Always ask the manufacturer how they error map. If they map to create accuracy then you'll experience headaches later on!

Mounted to each axis of the CMM are devices used to identify the position of each individual axis within the measuring range of the CMM. These are typically GLASS or REFLECTIVE SCALES. The scale is mounted to the axis and a reader head is attached to the moving member of the axis. As a reader head moves across the scale surface, a pulse is generated and converted into a digital count. The finer the gradient markings are on the scale, the finer the resolution of count. It is also critical that the scales are mounted properly on the CMM axes so that they are parallel to the axis of motion and the gap between the reader head and the scale is properly maintained throughout the length of travel. Again, this requires a straight and flat surface. The finer the resolution of count, the flatter and straighter the surface must be.

Published accuracy data should be available on every CMM model. For your added confidence, each CMM should be checked prior to shipment in accordance with ANSI-B-89.1.12 and either meet or exceed published accuracy levels. All equipment used to perform these tests should be to the National Institute of Standards and Technology (NIST) and test results for all machines should be kept on file by the manufacturer.

We also understand that your need for fast measurements means much more than just the speed of travel. The real measure of CMM speed is the time needed to complete the measurement cycle. Starrett systems stand second to none according to this true test of speed – the total "from-floor-to-floor" time required to accurately complete the inspection process.

Error Mapping
Error Mapping is a tool that can be used to either improve or create the accuracy of a CMM. For example, some CMM manufacturers use error mapping as the method for creating their machine accuracy. Starrett uses error mapping as a method to improve the accuracy.

A coordinate measuring machine has 21 degrees of freedom, the same as any multiple axis machine tool, all of which should be taken into account for successful error mapping. Any error mapping is only effective if the identified error is repeatable and systematic. Error mapping is only reliable if the machine is stable.

A CMM that relies solely on error mapping is difficult to recalibrate or recertify for accuracy or conformance to specification at the point of installation, unless the machine is re-error mapped and the environmental conditions of temperature and humidity have not changed, or will not change after the error mapping has been completed.

Checking machine base flatness with an autocollimator.

It is the Starrett philosophy to build the CMM frame so that each axis travels straight and is square to the opposing axes. Once this is confirmed, error mapping is used only to improve the system accuracy and not to create the system accuracy. Typically, the error map accounts for 10% or less of the accuracy specifications.

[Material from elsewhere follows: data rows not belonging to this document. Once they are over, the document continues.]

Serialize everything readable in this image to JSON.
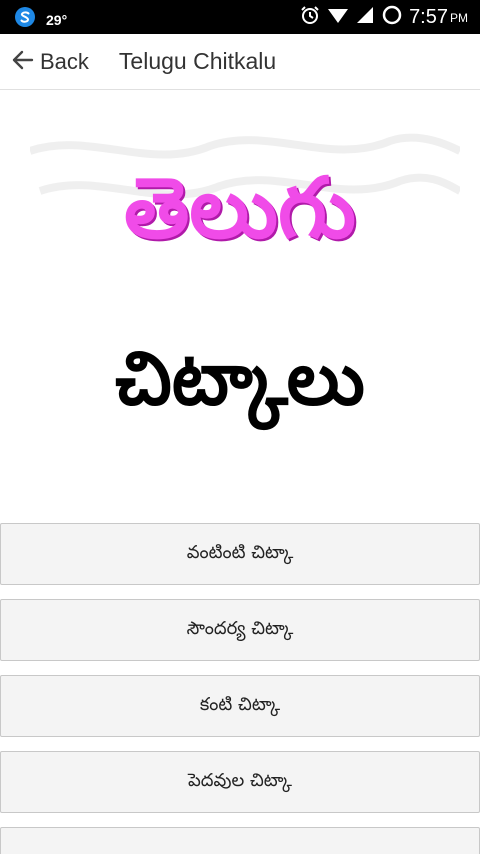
{
  "status_bar": {
    "temperature": "29°",
    "time": "7:57",
    "ampm": "PM"
  },
  "app_bar": {
    "back_label": "Back",
    "title": "Telugu Chitkalu"
  },
  "banner": {
    "title_line1": "తెలుగు",
    "title_line2": "చిట్కాలు"
  },
  "menu": {
    "items": [
      {
        "label": "వంటింటి చిట్కా"
      },
      {
        "label": "సౌందర్య చిట్కా"
      },
      {
        "label": "కంటి చిట్కా"
      },
      {
        "label": "పెదవుల చిట్కా"
      },
      {
        "label": ""
      }
    ]
  },
  "colors": {
    "accent_pink": "#f04be8",
    "status_bar": "#000000"
  },
  "icons": {
    "status_app": "s-logo-icon",
    "alarm": "alarm-clock-icon",
    "wifi": "wifi-icon",
    "signal": "signal-icon",
    "battery": "battery-ring-icon",
    "back": "arrow-left-icon"
  }
}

This also allows for the use of conventional tools such as traceable straightedges, squares and length standards to be used to identify conformance to specification and it allows the CMM to be calibrated to a traceable standard.

Return to Coordinate Measuring Machines | Return to The Gauge Shop